Supplied records START

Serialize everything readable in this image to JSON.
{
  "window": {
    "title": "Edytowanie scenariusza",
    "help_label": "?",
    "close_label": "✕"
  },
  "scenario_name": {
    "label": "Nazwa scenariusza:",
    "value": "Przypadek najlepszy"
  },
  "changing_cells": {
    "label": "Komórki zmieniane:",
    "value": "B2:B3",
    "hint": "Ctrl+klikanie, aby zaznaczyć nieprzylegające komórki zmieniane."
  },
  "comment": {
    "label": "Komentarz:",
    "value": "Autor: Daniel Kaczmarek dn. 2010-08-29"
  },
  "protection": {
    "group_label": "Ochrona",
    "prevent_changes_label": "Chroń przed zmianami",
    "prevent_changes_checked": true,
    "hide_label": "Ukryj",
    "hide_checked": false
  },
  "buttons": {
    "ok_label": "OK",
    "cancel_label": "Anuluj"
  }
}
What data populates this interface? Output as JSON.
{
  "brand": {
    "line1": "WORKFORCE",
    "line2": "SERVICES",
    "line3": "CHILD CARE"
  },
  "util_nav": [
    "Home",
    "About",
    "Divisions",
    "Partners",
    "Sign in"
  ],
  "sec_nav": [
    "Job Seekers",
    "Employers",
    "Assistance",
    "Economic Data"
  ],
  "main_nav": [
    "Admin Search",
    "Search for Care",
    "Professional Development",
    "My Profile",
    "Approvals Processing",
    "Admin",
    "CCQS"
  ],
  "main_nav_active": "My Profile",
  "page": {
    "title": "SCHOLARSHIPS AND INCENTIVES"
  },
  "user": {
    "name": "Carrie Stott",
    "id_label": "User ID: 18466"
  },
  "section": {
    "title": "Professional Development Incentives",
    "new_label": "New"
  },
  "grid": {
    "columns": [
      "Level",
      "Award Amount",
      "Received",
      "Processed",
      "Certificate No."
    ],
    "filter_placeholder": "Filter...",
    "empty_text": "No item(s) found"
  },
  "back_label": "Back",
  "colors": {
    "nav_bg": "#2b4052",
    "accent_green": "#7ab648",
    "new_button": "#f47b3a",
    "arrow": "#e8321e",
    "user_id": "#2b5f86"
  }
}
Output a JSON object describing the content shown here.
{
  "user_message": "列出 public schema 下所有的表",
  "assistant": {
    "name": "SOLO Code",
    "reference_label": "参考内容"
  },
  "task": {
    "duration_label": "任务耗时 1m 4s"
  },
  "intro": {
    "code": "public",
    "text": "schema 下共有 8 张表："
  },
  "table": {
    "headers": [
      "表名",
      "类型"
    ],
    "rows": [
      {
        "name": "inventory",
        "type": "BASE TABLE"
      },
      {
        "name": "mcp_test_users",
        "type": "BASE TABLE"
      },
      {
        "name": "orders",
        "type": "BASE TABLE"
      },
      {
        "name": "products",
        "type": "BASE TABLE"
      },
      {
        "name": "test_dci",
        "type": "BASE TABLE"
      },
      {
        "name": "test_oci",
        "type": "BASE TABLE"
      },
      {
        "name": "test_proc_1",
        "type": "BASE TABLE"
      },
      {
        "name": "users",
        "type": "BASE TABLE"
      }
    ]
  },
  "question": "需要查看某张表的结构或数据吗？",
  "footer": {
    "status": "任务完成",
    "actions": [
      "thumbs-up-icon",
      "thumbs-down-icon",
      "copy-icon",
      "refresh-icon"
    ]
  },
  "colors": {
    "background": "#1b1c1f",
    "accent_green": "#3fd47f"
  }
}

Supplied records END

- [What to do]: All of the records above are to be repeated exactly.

- [Written answer]:
Serialize everything readable in this image to JSON.
{
  "window": {
    "title": "Edytowanie scenariusza",
    "help_label": "?",
    "close_label": "✕"
  },
  "scenario_name": {
    "label": "Nazwa scenariusza:",
    "value": "Przypadek najlepszy"
  },
  "changing_cells": {
    "label": "Komórki zmieniane:",
    "value": "B2:B3",
    "hint": "Ctrl+klikanie, aby zaznaczyć nieprzylegające komórki zmieniane."
  },
  "comment": {
    "label": "Komentarz:",
    "value": "Autor: Daniel Kaczmarek dn. 2010-08-29"
  },
  "protection": {
    "group_label": "Ochrona",
    "prevent_changes_label": "Chroń przed zmianami",
    "prevent_changes_checked": true,
    "hide_label": "Ukryj",
    "hide_checked": false
  },
  "buttons": {
    "ok_label": "OK",
    "cancel_label": "Anuluj"
  }
}
What data populates this interface? Output as JSON.
{
  "brand": {
    "line1": "WORKFORCE",
    "line2": "SERVICES",
    "line3": "CHILD CARE"
  },
  "util_nav": [
    "Home",
    "About",
    "Divisions",
    "Partners",
    "Sign in"
  ],
  "sec_nav": [
    "Job Seekers",
    "Employers",
    "Assistance",
    "Economic Data"
  ],
  "main_nav": [
    "Admin Search",
    "Search for Care",
    "Professional Development",
    "My Profile",
    "Approvals Processing",
    "Admin",
    "CCQS"
  ],
  "main_nav_active": "My Profile",
  "page": {
    "title": "SCHOLARSHIPS AND INCENTIVES"
  },
  "user": {
    "name": "Carrie Stott",
    "id_label": "User ID: 18466"
  },
  "section": {
    "title": "Professional Development Incentives",
    "new_label": "New"
  },
  "grid": {
    "columns": [
      "Level",
      "Award Amount",
      "Received",
      "Processed",
      "Certificate No."
    ],
    "filter_placeholder": "Filter...",
    "empty_text": "No item(s) found"
  },
  "back_label": "Back",
  "colors": {
    "nav_bg": "#2b4052",
    "accent_green": "#7ab648",
    "new_button": "#f47b3a",
    "arrow": "#e8321e",
    "user_id": "#2b5f86"
  }
}
Output a JSON object describing the content shown here.
{
  "user_message": "列出 public schema 下所有的表",
  "assistant": {
    "name": "SOLO Code",
    "reference_label": "参考内容"
  },
  "task": {
    "duration_label": "任务耗时 1m 4s"
  },
  "intro": {
    "code": "public",
    "text": "schema 下共有 8 张表："
  },
  "table": {
    "headers": [
      "表名",
      "类型"
    ],
    "rows": [
      {
        "name": "inventory",
        "type": "BASE TABLE"
      },
      {
        "name": "mcp_test_users",
        "type": "BASE TABLE"
      },
      {
        "name": "orders",
        "type": "BASE TABLE"
      },
      {
        "name": "products",
        "type": "BASE TABLE"
      },
      {
        "name": "test_dci",
        "type": "BASE TABLE"
      },
      {
        "name": "test_oci",
        "type": "BASE TABLE"
      },
      {
        "name": "test_proc_1",
        "type": "BASE TABLE"
      },
      {
        "name": "users",
        "type": "BASE TABLE"
      }
    ]
  },
  "question": "需要查看某张表的结构或数据吗？",
  "footer": {
    "status": "任务完成",
    "actions": [
      "thumbs-up-icon",
      "thumbs-down-icon",
      "copy-icon",
      "refresh-icon"
    ]
  },
  "colors": {
    "background": "#1b1c1f",
    "accent_green": "#3fd47f"
  }
}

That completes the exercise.